Researchers at IBM’s India Research Laboratory have developed software technology that uses sophisticated math algorithms to extract and deliver business insights hidden within the information gathered by companies during customer service calls and other interactions. The new business intelligence technology, called ProAct, is a text analytics tool, which automates previously manual analysis and evaluation of customer service calls and provides insight to help companies assess and improve their performance. ProAct provides an integrated analysis of structured information such as agent and product databases and unstructured data such as email, call logs, call transcription to identify reason for dissatisfaction, agent performance issues and typical product problems. Based on the Unstructured Information Management Analysis (UIMA) framework that IBM contributed to the open source Apache Software Foundation in 2006, the ProAct technology was initially developed as a service engagement. Now the new algorithms are being packaged in software and deployed in many IBM call center customers around the world. UIMA is an open source software framework that helps organizations build new analysis technologies that help organizations gain more insight from their unstructured information by discovering relationships, identifying patterns, and predicting outcomes. IBM uses UIMA to enable text analysis, extraction and concept search capabilities in other parts of its portfolio of enterprise search software products, including OmniFind Enterprise Edition, OmniFind Analytics Edition, and OmniFind Yahoo! Edition. http://www.research.ibm.com/irl/
I try keep up with the latest trends in IT strategy. (Some of my favorite sites are Darwin and IT Business Edge.) You know, the topics that are of interest to CIOs and other top-level business and technology minds.

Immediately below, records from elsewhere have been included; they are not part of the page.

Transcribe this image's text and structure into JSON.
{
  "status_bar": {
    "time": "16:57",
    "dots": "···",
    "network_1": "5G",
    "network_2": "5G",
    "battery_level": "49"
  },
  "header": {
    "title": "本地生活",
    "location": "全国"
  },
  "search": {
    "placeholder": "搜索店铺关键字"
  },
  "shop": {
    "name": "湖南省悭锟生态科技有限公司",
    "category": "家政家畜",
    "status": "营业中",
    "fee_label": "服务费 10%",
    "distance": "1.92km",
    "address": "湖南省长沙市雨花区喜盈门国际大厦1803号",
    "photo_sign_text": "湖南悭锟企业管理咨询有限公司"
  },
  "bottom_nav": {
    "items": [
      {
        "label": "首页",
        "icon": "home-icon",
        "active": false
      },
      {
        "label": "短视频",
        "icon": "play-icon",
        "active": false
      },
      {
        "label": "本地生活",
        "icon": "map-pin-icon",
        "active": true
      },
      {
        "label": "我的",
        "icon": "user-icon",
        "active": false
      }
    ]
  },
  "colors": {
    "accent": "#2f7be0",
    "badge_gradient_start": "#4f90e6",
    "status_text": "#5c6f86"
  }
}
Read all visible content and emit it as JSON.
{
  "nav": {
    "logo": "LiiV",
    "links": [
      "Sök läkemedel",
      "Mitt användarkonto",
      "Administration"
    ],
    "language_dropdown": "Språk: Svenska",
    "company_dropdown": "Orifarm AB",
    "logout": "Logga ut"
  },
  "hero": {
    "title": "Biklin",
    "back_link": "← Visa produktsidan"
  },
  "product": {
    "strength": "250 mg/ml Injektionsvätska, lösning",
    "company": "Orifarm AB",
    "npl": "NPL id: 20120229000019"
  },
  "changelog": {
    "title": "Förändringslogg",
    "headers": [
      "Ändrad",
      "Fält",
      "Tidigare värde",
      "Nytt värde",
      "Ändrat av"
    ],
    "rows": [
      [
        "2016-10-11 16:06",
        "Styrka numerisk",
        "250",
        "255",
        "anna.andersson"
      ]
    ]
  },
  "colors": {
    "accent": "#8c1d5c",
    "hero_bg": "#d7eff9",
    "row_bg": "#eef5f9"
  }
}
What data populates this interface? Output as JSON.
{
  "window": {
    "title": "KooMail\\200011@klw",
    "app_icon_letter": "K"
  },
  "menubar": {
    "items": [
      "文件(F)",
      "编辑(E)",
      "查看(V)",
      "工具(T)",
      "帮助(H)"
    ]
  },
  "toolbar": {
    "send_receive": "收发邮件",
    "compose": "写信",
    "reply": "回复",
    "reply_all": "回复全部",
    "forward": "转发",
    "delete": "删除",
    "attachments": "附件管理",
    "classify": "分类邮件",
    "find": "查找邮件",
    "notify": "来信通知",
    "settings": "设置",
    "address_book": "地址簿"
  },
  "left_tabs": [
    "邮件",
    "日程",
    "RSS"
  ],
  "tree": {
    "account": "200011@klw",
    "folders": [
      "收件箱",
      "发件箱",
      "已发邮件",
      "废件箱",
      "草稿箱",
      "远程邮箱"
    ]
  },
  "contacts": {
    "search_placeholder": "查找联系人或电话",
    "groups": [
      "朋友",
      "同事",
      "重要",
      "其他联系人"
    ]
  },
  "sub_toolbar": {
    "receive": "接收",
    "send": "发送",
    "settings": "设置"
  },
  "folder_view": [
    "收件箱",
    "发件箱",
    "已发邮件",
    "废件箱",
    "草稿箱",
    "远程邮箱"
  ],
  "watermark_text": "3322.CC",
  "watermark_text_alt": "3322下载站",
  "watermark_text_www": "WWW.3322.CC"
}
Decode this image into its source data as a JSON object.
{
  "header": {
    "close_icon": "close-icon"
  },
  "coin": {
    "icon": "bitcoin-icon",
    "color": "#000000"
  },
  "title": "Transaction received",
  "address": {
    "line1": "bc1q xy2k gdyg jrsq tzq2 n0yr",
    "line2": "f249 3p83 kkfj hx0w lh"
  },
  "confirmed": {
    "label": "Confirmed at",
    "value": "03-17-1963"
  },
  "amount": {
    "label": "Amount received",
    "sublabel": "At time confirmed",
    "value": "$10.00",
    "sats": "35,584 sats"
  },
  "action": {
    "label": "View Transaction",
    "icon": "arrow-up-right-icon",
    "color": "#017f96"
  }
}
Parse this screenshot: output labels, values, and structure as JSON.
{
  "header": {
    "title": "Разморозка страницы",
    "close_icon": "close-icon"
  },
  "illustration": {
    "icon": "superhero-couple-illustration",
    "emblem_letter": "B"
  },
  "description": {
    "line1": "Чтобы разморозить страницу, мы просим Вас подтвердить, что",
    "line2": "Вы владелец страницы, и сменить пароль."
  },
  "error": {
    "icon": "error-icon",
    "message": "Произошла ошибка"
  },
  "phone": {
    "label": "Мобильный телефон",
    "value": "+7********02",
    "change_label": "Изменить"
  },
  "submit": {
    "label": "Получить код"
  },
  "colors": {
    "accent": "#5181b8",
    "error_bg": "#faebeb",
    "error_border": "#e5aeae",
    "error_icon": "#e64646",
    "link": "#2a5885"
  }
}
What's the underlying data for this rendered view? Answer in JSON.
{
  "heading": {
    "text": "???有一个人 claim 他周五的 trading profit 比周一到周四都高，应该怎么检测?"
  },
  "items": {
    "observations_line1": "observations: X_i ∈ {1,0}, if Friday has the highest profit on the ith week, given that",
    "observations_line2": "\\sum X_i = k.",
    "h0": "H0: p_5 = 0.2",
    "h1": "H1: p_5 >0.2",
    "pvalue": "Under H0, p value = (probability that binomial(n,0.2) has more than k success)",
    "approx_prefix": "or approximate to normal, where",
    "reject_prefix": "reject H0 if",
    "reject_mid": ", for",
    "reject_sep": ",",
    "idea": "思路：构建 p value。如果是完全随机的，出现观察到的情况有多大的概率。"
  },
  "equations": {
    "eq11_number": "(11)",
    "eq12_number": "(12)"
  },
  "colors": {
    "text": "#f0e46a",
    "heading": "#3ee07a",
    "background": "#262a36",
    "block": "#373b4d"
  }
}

And I have to say that content management comes up sometimes in the trades, but when it comes to major headlines, all the rage these days is CRM—Customer Relationship Management.
It is interesting to me that CMS and CRM seem to have followed similar paths in terms of starting out as not-well-understood concepts and growing into fairly well defined systems with a prescribed set of functionality.
What I haven’t seen a lot of, though, to my surprise, is many people making a connection between CM and CRM—what to me would seem like a perfect marriage.
If you look at the many facets of CRM, you’ll find that it’s often very intricately interwoven (no product plug intended) with content. Take, for example, these aspects of CRM:
- Sales & Marketing Automation. A key task in the sales and marketing side of CRM is educating the customer (the well-targeted customer) about your products. How do you do that? You arm your sales staff, your Web site, e-mails, you call center teams, and your advertising channels with great content.
- Customer Care. The support piece of CRM relies heavily upon the discipline that we refer to as knowledge management. Especially in the area of post-sales support or tech support, where organizations are pushing for more self-service. This is a no-brainer. If you’re going to empower the customer to help themselves, how do you do it? With content.
- Personalization. I’ve long touted the fact that personalized communications with customers is a fabulous idea, but don’t even think about personalization until you have a solid content management foundation. I mean, seriously, it’s one thing to say, hey we’ve been able to divide our customers into these tiny demographic groups so we can send them messages that are right on target. But, guess what? Those targeted messages are content. Where should they live if not in a CMS?.
So, I’m going to go out on a limb here and suggest that there’s a potential new wave on the technology horizon. Maybe not tsunami size, but definitely good for surfing. It’s the vendors who start to recognize the powerful link between CMS and CRM.
In my crystal ball, the lines between knowledge management, content management, and customer relationship management will start to blur. As some already have, more CRM vendors will include document management (for things like managing contracts) in their suites. The Web plays a huge role in CRM. Will we see mergers of WCM and CRM companies?
Ironically, it almost seems that we’ve come full-circle back to the birthplace of CM (circa 1996) when Broadvision and Vignette dominated the CM marketplace and it was all about one-to-one customer communications. That (broad) vision was apparently too hard to realize back then! Maybe it’s possible now.
P.S. I’d love to hear your comments if you’ve been involved with any CMS/CRM integrations! Please add a comment or e-mail me at email@example.com.